If true, I am appalled that we even offered 900-1,000 bad guys for Shalit. There must be no negotiating with terrorism. It only invites more terror. Tellingly, Hamas didn't even take this lopsided deal. It means either 1) Hamas is looking for a fight, and is not interested in a negotiated solution, or 2) Shalit is already dead, and they can't agree to any solution.
Egypt: Hamas turned down offer to exchange prisoners for Shalit
By Avi Issacharoff, Haaretz Correspondent, and Reuters
Hamas turned down an Israeli offer to free between 900 and 1,000 Palestinian prisoners in exchange for captured Israel Defense Forces soldier Gilad Shalit, Egyptian Foreign Minister Ahmed Abu Gheit said Monday.
"Egypt succeeded in securing a swap deal with Israel to free [Palestinian] women, children, elders and those who have been serving long prison terms in exchange for the soldier," Abu Gheit told Al Arabiya television.
"A deal that could have guaranteed freeing 900-1,000 prisoners - but sadly they have decided to keep holding him [Shalit]," said Abu Gheit.
Just don't forward this article to the Iranians. It's a hypothetical article, though.

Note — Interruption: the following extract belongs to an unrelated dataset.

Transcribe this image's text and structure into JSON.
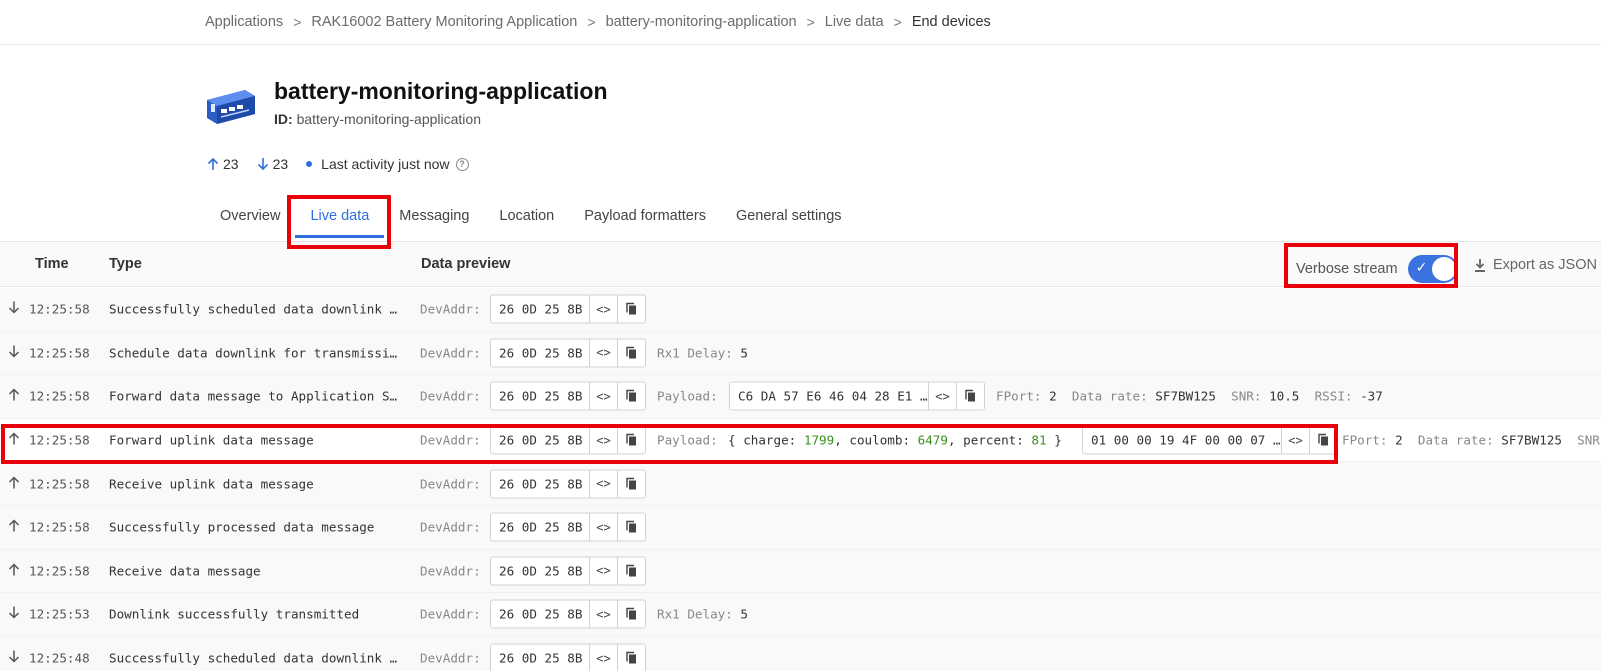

HOW AN ATTACK WOULD UNFOLD / A military assault on nuclear plants in Iran remains an option for U.S.